 Tuberculosis in Animals

- Bovine
- Wildlife

Bovine TB is the name we use to describe tuberculosis when it infects cattle, but tuberculosis can also be found in other animals; and these animals can also pass TB to humans. Tuberculosis in animals can be caused by any of a number of different bacteria, all belonging to the genus Mycobacteria: M. tuberculosis, M. avium, M. bovus, M. kansasii, and M. chelonae can all cause disease in humans. Susceptible species--or animals that can carry tuberculosis--include humans, primates, goats, cats, dogs, pigs, buffalo, badgers, possums, deer and bison.*

While transmission of TB from animals to humans used to be most commonly between cattle and people, through milk, it is now more common for humans to contract TB from animals through the airborne route. This means that people working with animals need to be careful because they are at risk of getting TB just by being in close proximity to other animals.

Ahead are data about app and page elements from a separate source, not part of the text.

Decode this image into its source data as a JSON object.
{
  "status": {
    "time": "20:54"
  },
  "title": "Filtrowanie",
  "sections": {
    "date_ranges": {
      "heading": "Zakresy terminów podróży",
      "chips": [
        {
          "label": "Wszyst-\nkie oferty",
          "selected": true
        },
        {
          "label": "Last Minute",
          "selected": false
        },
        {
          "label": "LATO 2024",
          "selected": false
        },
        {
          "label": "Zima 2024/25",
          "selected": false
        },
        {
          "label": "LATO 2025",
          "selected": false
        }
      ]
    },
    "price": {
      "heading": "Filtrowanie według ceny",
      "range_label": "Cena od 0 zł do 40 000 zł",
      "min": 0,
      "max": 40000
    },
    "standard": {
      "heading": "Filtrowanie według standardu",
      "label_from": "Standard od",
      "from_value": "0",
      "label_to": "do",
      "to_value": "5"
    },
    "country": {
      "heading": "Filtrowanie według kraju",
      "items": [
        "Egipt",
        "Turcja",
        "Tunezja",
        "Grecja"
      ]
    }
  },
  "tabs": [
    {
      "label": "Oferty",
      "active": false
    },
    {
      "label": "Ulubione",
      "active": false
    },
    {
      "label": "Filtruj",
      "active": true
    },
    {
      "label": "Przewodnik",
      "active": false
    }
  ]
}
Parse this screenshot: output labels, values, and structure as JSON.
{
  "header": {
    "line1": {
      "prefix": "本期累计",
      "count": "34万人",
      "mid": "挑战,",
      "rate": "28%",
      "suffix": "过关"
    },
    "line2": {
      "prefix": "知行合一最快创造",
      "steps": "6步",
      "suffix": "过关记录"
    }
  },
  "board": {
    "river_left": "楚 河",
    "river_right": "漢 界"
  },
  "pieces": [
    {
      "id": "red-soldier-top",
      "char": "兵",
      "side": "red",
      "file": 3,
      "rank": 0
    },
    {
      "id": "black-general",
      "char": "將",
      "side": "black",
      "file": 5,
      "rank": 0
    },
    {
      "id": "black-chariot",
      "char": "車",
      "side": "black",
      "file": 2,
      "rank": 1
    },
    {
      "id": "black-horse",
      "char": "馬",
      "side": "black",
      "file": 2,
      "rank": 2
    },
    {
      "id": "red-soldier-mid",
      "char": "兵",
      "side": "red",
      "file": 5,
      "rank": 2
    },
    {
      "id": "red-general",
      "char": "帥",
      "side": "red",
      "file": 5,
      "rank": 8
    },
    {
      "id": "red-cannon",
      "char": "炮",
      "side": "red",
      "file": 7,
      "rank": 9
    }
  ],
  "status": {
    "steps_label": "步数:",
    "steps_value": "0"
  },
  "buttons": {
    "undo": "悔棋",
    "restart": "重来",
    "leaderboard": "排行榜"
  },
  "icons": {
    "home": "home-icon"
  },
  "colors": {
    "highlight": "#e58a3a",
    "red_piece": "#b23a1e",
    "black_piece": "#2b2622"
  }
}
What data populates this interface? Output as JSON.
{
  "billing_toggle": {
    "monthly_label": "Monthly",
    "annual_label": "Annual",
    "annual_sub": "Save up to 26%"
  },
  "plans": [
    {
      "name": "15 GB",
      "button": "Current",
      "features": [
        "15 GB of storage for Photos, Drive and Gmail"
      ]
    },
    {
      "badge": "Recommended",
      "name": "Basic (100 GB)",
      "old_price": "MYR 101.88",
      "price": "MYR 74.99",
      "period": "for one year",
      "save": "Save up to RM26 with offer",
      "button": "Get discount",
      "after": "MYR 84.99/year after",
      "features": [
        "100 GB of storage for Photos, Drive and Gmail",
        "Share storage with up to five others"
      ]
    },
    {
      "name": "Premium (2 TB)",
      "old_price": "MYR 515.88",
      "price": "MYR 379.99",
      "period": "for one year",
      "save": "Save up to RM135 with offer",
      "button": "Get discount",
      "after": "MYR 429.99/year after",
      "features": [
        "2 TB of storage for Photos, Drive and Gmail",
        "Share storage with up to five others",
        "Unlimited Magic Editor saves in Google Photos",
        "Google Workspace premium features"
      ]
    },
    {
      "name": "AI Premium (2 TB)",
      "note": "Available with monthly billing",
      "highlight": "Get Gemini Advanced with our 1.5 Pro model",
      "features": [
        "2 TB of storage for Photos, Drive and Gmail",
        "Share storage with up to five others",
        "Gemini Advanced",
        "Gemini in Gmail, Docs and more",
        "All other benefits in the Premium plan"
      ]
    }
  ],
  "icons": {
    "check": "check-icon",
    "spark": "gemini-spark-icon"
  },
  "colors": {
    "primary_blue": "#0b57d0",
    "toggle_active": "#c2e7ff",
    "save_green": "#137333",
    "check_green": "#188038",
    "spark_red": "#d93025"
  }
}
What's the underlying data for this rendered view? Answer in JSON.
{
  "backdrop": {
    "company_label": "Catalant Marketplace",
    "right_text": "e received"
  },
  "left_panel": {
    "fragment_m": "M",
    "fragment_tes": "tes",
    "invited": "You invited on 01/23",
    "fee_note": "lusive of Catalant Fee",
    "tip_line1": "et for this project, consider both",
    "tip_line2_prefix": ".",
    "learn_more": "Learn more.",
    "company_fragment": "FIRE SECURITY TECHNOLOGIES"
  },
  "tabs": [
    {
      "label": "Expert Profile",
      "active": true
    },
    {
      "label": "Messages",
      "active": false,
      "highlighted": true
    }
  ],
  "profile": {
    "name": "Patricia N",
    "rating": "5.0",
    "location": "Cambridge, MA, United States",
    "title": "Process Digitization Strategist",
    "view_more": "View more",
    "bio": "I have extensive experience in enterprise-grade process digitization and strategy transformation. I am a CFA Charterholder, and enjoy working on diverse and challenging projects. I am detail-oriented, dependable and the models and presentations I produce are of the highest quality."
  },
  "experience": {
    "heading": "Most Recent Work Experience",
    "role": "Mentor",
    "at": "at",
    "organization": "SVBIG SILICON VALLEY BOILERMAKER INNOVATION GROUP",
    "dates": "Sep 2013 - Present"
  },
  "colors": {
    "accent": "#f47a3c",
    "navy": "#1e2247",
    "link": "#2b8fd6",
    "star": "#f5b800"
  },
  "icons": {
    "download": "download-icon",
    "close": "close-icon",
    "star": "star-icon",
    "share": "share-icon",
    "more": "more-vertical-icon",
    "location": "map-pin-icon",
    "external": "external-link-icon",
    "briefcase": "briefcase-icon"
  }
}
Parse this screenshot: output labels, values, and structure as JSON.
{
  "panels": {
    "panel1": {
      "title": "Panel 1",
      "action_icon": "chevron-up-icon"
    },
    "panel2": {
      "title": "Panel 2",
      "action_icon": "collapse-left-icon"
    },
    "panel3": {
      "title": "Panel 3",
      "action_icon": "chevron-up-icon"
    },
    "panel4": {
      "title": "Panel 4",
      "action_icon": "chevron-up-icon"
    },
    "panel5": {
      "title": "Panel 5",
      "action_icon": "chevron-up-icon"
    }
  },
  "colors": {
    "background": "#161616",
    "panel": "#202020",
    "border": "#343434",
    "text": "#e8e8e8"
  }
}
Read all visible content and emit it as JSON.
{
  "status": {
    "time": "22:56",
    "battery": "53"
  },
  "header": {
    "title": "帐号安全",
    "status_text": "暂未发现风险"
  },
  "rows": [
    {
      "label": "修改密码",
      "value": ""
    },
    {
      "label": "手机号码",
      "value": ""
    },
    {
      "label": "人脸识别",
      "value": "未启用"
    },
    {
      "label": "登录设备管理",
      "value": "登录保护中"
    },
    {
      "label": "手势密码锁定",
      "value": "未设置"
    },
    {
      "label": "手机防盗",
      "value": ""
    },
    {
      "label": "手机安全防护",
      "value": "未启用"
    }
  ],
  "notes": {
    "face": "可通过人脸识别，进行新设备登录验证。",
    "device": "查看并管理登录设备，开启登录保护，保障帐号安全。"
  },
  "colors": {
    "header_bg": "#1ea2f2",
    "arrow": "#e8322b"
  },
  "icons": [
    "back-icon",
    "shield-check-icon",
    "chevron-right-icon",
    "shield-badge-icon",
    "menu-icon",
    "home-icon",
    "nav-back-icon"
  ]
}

It is still important for farmers in Canada to ensure that their cattle herds are kept clean of TB, because cows can come into contact with infected wildlife and become infected themselves.

* from "The epidemiology of Mycobacterium bovis infections in animals and man: a review" in Tubercle and Lung DieaseDisease, 1995, vol. 76 suppl. 1, pages 1-46.